- assess the appeal of smart grid benefits and smart meter-enabled programs
The study found the attitudes and perceptions to smart grid among low income consumers to be largely reflective of the general population. However, as GTM’s St John remarks, “Hold the prepay plans, but serve up robo-calls to help people turn down power to save money.”
Mixed bag of results
- A total 47% said YES to smart pricing: 35% “probably” would sign up for a time-of-use (TOU) pricing plan, and 12% “definitely” would. That’s actually 3% higher than the 44% support found in general population.
- A significantly lower percentage of low income consumers have a basic or complete understanding of smart grid and smart meters as compared to the general population.
- For communication preferences, low income consumers may be interest in managing their power use if they can do so via automated telephonic messages.
- Low income consumers dislike prepay, or pay-as-you-go, programs that charge them in advance for power – 7% were definitely interested and 20% probably interested.
Of hardships, economic misfortunes, and smart energy …
In August 2012, Olga Belogolova at the National Journal reported that despite the scorching summer, and the corresponding pressures on the power grid, Americans have been fortunate to suffer no blackouts or brownouts, or urgent pleas by utilities for customers to conserve energy.
And the most pertinent reason for this fortunate turn of events:
- A sluggish economy equals a reduced demand for electricity equals a manageable power grid.
- Improvements made to the grid in recent years make it easier for utilities to distribute electricity smarter and more efficiently.
We need outreach programs
Overwhelmingly, the study has shown that goals of saving money and using less energy appear to ring true no matter how much money people make.
The Energy Collective’s Jim Pierobon calls for more effective outreach to low income consumers. On the hand, the research results augur well for continued progress for smart grid deployment. However, the knowledge and support of low income consumers could tip the scales in the battle between utilities and anti-smart grid activists.
Writes Pierobon, “Low-income consumers deserve the customized communications just as much as other segments of the population are starting to receive.” Perhaps language adjustments for specific groups are a good place to start.
The LAST word!

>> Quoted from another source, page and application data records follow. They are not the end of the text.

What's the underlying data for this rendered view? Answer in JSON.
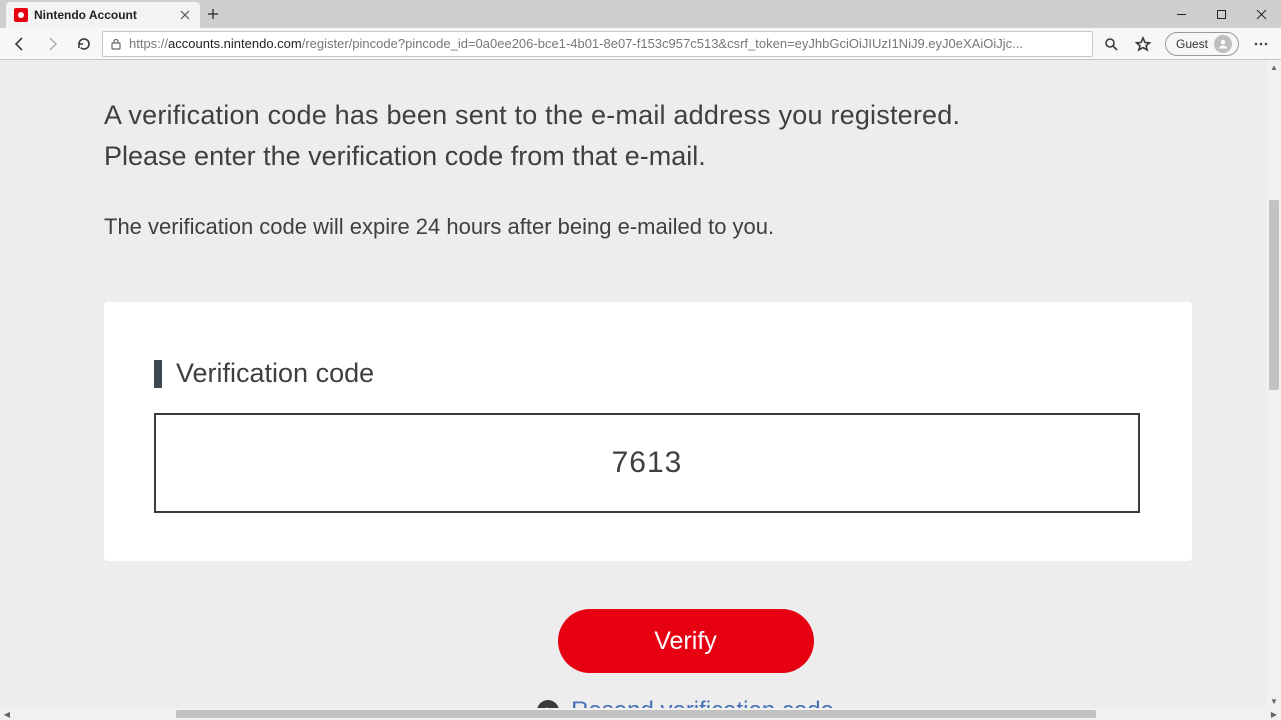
{
  "browser": {
    "tab_title": "Nintendo Account",
    "url_scheme": "https://",
    "url_host": "accounts.nintendo.com",
    "url_path": "/register/pincode?pincode_id=0a0ee206-bce1-4b01-8e07-f153c957c513&csrf_token=eyJhbGciOiJIUzI1NiJ9.eyJ0eXAiOiJjc...",
    "guest_label": "Guest"
  },
  "page": {
    "intro_line_1": "A verification code has been sent to the e-mail address you registered.",
    "intro_line_2": "Please enter the verification code from that e-mail.",
    "expire_note": "The verification code will expire 24 hours after being e-mailed to you.",
    "section_title": "Verification code",
    "code_value": "7613",
    "verify_label": "Verify",
    "resend_label": "Resend verification code"
  }
}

All the marvelous potential advances smart grid has and will bring the electricity landscape would be reduced to insignificance if utilities and technological developers neglect to shape them around the customer preferences.